In the past I have expressed skepticism about crediting (or blaming) a President for economic performance of the economy starting on the day of his election or inauguration, since economic policy generally operates with a lag.  On the other hand, I think it is entirely reasonable to expect an economy to react more or less immediately to promises of deregulation and of tax cuts.  

In case you are not aware of it, note that Murdock points to a forecast put out by the New York Federal Reserve Bank, known as its "Nowcast."  This indicator tracks economic statistics day by day to give an early read as to how the economy is doing in the current quarter.  As of November 24 the New York Fed "Nowcast" for 4th Quarter GDP is at 3.7% increase (a 0.1% decline from a few days ago when Murdock wrote his article).  When combined with the 3.1% GDP increase in the 2nd Quarter, and 3.0% in the 3rd, there is no doubt that economic performance has dramatically improved on Trump's watch.  But then, Obama waged what I called (in August 2015) the "War On The Economy":

[T]hat war has many fronts, including: massive wasteful spending and debt accumulation; artificially suppressing cheap and reliable energy in favor of subsidizing expensive and unreliable energy; overregulation and endless phony prosecutions directed against anyone who dares to make too much money in a financial business; forcing people to overpay for wasteful health insurance (Obamacare); big tax increases; and more. . . .  I truly believe that Obama and his minions have no idea that there is any relationship between intentional suppression of economic activity by the government on the one hand and sluggish economic performance by the economy on the other. 

Murdock contrasts the economy's performance since Trump took office to Krugman's prediction on November 9, 2016 (the day after the election):

Now comes the mother of all adverse effects — and what it brings with it is a regime that will be ignorant of economic policy and hostile to any effort to make it work," Krugman wrote. "So we are very probably looking at a global recession, with no end in sight.

For two other examples, both from the right, of things that deserve your unqualified thanks, consider this article from Kurt Schlichter at Townhall, and this one from Marc Thiessen at the Washington Post.  Both lead with the same item:  Be thankful that Hillary Clinton was not elected President.

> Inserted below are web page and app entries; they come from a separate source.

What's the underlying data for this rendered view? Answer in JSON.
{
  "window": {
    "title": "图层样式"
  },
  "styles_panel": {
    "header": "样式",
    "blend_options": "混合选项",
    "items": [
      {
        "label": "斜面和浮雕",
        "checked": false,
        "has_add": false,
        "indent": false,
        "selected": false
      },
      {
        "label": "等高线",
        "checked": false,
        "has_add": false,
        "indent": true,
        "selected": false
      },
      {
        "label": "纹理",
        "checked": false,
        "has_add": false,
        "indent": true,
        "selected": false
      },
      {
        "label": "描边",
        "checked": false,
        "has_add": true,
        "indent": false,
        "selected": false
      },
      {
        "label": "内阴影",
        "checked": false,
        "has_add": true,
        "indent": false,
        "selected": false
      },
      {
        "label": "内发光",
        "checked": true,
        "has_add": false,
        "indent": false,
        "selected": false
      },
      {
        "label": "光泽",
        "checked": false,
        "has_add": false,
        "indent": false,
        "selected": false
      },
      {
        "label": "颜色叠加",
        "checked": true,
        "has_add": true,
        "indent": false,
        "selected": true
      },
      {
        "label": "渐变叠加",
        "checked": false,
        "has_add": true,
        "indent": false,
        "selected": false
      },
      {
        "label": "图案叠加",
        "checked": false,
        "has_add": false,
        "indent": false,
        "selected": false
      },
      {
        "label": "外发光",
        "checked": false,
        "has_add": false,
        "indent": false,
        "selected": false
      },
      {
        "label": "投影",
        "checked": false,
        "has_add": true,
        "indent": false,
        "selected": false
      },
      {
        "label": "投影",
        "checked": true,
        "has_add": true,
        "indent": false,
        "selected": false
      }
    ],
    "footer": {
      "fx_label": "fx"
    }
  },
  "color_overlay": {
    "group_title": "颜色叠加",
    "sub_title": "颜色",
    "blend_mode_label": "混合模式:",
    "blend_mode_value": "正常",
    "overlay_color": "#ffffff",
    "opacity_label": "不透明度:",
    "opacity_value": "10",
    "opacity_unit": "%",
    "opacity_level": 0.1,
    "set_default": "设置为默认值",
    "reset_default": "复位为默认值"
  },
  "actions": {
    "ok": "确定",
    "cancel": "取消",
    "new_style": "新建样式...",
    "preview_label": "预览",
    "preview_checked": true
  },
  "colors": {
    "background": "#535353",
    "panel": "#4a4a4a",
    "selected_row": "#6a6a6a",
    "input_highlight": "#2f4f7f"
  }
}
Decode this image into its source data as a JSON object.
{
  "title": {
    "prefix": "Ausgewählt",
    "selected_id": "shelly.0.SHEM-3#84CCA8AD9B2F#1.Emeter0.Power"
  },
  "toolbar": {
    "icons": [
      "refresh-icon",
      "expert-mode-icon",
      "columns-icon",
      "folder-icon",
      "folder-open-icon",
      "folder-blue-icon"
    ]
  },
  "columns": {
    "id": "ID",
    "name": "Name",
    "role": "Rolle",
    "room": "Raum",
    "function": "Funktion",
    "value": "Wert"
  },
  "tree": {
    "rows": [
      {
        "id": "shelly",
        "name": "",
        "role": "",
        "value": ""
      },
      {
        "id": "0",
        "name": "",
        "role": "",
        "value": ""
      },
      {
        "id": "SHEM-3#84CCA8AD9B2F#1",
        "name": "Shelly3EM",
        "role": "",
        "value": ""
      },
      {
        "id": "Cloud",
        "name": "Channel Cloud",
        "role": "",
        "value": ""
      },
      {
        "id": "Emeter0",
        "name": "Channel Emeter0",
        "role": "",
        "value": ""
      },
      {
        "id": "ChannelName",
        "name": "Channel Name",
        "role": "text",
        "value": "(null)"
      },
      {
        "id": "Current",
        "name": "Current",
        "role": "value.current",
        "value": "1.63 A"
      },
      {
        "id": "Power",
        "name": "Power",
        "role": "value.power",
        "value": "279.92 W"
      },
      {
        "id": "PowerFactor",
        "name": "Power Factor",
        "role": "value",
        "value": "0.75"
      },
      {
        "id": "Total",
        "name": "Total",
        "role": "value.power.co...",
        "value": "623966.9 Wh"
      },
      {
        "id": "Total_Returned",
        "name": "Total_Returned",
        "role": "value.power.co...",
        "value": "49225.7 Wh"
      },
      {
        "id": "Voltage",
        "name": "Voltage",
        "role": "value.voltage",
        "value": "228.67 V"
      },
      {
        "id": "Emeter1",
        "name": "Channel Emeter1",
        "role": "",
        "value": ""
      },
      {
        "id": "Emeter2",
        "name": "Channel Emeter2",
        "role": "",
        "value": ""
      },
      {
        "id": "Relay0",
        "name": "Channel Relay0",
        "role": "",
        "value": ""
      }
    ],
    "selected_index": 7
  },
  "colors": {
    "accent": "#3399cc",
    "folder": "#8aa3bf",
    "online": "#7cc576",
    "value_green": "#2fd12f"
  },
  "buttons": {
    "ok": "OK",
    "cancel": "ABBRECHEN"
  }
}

UPDATE, November 25:  You might have thought this was not possible, but my friends at Maggie's Farm have found someone who hates Thanksgiving even more than Krugman and Blow.  It's a guy named David Zirin, writing in The Nation on November 17.  Zirin works himself up into a purple rage over the fact that the NFL's Thanksgiving day game was being hosted in Washington by the Redskins.  Or, in The Nation, the "R*dskins."  They change the spelling because, in their world, the word "Redskins" is a "racial slur."  Excerpt:

Whether it’s a question of tin-eared insensitivity, or their own sick, private joke, Washington will be hosting the Thanksgiving game for the first time in league history. . . .  The NFL . . . of course has a team named after a Native American racial slur in the nation’s capital. That’s not news. What is news is that on Thanksgiving, for the first time in league history, this team in Washington will be playing host. That means as we finish our food . . .  and gather around the television to watch NFL football, a tradition only slightly less ubiquitous than pumpkin pie, the R*dskins slur— a name that exists only because of genocide and displacement—will have center stage. 

Bird Dog's comment is, "Oh for crying out loud."  Amen.

[For some reason, Squarespace is refusing to embed the link for The Nation article.  Here it is:]